A tremendous amount of improvement in the overall health of the gum and bone structure can be achieved conservatively through non-surgical intervention.
Even in severe cases, non-surgical periodontal therapy often precedes surgical therapy. This is done to improve the overall tissue quality prior to surgery and also to help limit the areas requiring surgery.
Scaling and Root Planing involves the removal of plaque and calculus (tartar) above and below the gum line. The goal is to remove as much of the noxious stimulus as possible, so that a healthier environment for the gum tissue and bone can exist.
This procedure is typically performed over multiple appointments, utilizing a local anesthetic for comfort. Re-evaluation of the gums and bone are performed approximately 4 weeks after the completion of Scaling and Root Planing.
In addition to Scaling and Root Planing, the doctor may recommend the use of antibiotics to assist in Initial Therapy. Certain forms of periodontal disease often involve more aggressive bacteria that respond well to the use of antibiotics in conjunction with Scaling and Root Planing.
Localized antibiotics are placed directly in the space between the gum and tooth. The antibiotics available today are in the form of powders or gels. They are not painful to the patient.
In situations where aggressive disease is seen throughout the entire mouth, a prescription for an antibiotic may be given.
Factors involving excess stress on individual teeth (and in turn localized areas of gum and bone) may be addressed as well during Initial Therapy. A number of techniques may be utilized to aid in correcting a destructive bite.
A bite is considered to be healthy when all or most of the teeth are present and not destroyed by normal daily usage.
It is destructive when teeth show wear, looseness or when TMJ (jaw joint) damage is seen. Bite therapy helps restore a bite that can function without damage and destruction. The therapy may include:
Reshaping the biting surfaces of the teeth and eliminating spots of excessive pressures where the teeth are brought into contact. This is done by carefully dividing bite pressures evenly across all of the teeth.
Bite splint therapy using a custom fitted and adjusted plastic bite guard to keep the teeth apart, day, night or both.
Braces, to reposition mal-aligned or drifted teeth.
Replacement of old, worn out or damaged fillings.
Reconstruction or removal of badly worn and damaged teeth.

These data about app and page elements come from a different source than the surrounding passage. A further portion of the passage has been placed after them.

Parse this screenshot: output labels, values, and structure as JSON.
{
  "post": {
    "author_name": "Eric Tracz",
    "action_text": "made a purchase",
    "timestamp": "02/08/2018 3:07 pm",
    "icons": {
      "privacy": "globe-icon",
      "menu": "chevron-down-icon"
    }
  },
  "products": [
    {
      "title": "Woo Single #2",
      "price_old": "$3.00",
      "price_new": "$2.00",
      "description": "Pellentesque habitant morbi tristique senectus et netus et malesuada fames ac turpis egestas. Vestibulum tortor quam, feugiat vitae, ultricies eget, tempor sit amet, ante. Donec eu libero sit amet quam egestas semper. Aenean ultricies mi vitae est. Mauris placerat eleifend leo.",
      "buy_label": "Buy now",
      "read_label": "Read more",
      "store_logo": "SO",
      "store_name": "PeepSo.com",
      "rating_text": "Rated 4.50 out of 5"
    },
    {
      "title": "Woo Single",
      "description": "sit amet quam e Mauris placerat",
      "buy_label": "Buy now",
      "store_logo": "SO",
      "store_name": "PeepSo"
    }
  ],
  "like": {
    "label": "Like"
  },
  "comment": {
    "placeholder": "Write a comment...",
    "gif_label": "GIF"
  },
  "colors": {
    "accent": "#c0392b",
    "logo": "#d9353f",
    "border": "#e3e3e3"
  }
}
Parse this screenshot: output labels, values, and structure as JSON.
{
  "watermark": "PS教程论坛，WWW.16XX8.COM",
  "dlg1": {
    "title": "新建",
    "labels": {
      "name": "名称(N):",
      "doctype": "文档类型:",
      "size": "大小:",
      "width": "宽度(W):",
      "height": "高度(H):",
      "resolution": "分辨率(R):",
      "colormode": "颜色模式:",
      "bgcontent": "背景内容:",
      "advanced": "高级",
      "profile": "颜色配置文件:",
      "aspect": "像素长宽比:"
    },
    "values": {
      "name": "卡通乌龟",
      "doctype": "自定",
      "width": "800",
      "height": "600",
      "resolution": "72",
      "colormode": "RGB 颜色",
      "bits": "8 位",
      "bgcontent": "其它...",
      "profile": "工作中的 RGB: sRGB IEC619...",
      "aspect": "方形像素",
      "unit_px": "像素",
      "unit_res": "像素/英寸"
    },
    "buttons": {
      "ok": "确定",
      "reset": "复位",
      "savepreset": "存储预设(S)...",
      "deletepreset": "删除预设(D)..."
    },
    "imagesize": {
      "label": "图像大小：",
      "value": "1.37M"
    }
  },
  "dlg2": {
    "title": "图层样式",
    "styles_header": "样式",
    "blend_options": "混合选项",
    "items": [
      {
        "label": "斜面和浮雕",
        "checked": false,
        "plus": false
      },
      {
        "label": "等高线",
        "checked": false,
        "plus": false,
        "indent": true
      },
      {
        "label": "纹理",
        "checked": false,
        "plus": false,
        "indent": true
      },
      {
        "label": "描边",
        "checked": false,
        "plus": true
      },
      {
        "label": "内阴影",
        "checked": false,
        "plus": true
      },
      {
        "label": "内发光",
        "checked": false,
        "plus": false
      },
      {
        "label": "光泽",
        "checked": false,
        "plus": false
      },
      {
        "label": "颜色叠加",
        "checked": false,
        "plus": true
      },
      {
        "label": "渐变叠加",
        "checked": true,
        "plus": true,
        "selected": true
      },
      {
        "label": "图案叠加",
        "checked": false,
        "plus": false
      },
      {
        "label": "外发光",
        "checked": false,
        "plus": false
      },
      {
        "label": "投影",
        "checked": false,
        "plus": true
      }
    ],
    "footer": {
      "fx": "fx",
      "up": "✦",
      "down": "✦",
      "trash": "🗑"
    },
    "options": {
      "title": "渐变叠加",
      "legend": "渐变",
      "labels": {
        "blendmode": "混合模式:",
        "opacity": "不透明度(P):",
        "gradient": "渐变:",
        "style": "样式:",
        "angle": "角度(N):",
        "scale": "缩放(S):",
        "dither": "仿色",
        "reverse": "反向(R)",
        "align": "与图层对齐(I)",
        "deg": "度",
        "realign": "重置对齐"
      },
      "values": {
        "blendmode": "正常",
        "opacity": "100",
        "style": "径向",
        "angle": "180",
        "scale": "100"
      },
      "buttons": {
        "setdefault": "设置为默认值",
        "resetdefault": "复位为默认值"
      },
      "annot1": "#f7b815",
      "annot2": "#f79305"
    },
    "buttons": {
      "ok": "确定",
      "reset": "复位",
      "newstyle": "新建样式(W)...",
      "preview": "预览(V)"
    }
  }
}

Non-surgical therapy continues after periodontal health is restored in the form of Periodontal Maintenance. Patients completing periodontal therapy are advised to continue their care at frequent intervals (initially 3 months) to help prevent recurrence of the disease. Although there is no way to predict if a relapse will occur, periodontal research has shown 3 month periodontal maintenance appointments can help prevent the resurfacing of the disease.